Jeff De Golier “Spirit Lake”

Jeff De Golier “Spirit Lake”

Jeff De Golier “Motor Boat”

Jeff De Golier “Motor Boat”

Two pieces by April Childers use familiar symbols of American culture to make large, absurdist sculptures. “Pocket” is an oversized, denim pocket filled with a half-deflated beach ball so that it balloons out from the wall. With “A Santa for all Seasons (Cheeseburger Santa)” a cartoonish depiction of Santa Claus resembles an anthropomorphic cheeseburger. The combination of these otherwise harmless and familiar images creates a sculpture that is as unsettling as it is humorous. Jeff DeGolier creates sculptural collages using a variety of objects and materials: coffee cups, champagne glass, sawdust, glitter, mirrors, yarn. His piece “Motor Boat” is constructed from a car stereo and two large speakers which are draped in doilies and yarn, a collage of the loud and the delicate. Maria Britton makes abstract paintings using acrylic paint on bedsheets, which are wrinkled so that the canvas, rather than being simply a backdrop on which the piece is painted, asserts itself as being part of the piece. Alicia Gibson uses acrylic, oil, and spray paint to make colorful, loud, disorienting paintings which seem to reflect a chaotic experience of urban life.

Series by Maria Britton

Series by Maria Britton

Alicia Gibson “Notes of a Dirty old Woman”

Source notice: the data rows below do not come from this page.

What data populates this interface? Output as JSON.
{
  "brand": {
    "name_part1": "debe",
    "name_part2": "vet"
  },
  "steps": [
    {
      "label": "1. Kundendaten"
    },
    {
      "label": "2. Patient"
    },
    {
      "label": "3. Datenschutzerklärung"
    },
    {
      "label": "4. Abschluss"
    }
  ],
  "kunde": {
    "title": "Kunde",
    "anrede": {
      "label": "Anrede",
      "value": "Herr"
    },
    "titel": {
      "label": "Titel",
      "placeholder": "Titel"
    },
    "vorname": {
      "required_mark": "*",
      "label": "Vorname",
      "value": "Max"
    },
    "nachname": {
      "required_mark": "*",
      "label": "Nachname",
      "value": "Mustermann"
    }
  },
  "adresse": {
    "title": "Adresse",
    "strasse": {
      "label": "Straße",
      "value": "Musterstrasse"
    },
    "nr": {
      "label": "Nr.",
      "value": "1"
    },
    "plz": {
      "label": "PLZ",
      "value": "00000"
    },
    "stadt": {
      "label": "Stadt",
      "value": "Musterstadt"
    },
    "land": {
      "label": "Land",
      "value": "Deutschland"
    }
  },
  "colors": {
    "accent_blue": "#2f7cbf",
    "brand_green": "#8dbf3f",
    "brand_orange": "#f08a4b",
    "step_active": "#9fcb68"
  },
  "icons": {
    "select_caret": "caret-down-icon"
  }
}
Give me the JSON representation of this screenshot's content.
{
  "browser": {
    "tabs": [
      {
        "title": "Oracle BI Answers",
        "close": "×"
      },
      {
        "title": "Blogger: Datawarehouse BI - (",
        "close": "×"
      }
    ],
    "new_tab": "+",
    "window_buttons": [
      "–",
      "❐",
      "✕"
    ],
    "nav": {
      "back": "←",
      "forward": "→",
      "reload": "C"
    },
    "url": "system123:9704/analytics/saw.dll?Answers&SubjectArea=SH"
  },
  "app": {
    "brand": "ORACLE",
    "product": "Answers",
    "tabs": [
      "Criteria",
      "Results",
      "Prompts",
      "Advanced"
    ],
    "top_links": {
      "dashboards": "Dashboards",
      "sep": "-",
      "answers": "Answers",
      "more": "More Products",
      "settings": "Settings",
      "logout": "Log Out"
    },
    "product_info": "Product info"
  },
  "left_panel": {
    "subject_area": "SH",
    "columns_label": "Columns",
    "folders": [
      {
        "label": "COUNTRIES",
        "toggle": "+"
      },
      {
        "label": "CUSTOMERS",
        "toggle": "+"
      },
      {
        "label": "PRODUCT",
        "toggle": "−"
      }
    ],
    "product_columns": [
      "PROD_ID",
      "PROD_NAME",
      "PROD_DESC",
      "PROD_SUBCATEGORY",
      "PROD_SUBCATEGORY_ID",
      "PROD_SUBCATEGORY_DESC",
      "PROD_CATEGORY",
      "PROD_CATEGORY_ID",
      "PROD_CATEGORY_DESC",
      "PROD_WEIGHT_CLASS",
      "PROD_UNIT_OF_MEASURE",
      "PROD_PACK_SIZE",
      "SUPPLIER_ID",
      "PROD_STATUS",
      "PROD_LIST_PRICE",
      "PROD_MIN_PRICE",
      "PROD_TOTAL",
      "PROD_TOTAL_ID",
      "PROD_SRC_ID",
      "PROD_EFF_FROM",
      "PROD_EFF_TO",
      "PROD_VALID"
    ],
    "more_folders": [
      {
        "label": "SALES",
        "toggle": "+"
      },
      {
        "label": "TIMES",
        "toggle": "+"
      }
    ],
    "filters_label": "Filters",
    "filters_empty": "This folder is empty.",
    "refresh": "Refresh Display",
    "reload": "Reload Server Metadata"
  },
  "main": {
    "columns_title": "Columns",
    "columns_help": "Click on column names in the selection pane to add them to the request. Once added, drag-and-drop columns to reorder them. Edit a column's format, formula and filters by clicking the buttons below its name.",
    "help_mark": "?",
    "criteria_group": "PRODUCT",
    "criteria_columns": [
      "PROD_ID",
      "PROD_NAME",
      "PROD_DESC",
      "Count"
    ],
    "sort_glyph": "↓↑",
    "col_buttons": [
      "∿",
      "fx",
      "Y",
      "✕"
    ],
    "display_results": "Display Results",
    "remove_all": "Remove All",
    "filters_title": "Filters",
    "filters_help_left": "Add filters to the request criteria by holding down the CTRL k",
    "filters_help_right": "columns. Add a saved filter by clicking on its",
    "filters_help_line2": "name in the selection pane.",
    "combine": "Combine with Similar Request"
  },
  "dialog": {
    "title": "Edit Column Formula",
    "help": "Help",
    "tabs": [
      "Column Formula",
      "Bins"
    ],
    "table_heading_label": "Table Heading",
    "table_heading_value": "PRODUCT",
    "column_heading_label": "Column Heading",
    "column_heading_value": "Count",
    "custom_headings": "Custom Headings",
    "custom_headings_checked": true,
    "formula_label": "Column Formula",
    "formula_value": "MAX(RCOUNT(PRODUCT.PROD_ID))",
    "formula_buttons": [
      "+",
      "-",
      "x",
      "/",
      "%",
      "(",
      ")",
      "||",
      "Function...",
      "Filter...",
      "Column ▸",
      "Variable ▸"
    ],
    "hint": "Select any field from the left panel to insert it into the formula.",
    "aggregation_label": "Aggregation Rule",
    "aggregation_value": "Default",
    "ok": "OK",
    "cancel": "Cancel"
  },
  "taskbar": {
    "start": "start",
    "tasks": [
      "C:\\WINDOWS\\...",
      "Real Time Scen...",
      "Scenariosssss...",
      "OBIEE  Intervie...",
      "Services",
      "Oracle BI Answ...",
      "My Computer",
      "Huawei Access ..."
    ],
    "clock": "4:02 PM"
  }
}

Alicia Gibson “Notes of a Dirty old Woman”

Much of the humor in Justin Cooper and Ross Moreno’s performances come from playing with these two juxtaposed forces in art and comedy. At one point Moreno, dressed as a clown, performs a magic trick only to start berating the audience for not “understanding” it. Distraction and diversion are the fundamental techniques of a magician; it is important for the magician to divert the audience’s attention or mislead their expectations so that trick takes them by surprise. In the case of Moreno’s bit, it is the magic trick itself that is the diversion, they expect some sort of surprising conclusion to the trick but they do not expect the performer, dressed as he is in a clown costume, to suddenly turn on them. At one point Cooper plays a lounge singer who in between songs confesses to his lingering, debilitating depression. Similarly, the show’s “encore” features Cooper playing an overenthusiastic pitchman who at one point begins bleeding from his mouth and reveals a wound on his torso before collapsing to the ground. Their humor comes from diverting the audience in some way, with some silly/ childlike aesthetic, soothing lounge music, or excess of enthusiasm, only to allow the things broiling below the surface performance, some antagonism between performer and audience, depression, etc., to reveal itself.

The “Finale:” Justin Cooper attempts to break a cinderblock over Ross Moreno

The “Finale:” Justin Cooper attempts to break a cinderblock over Ross Moreno

All photos on this post are © Conor O’Brien 2014.

Gallery Location: 17-17 Troutman #258, Queens, NY 11385
Hours: Saturday/Sunday from 1pm to 6pm and By Appointment
Exhibition Dates: January 11th through February 16th, 2014!
Gallery Contact: info@harbor1717.com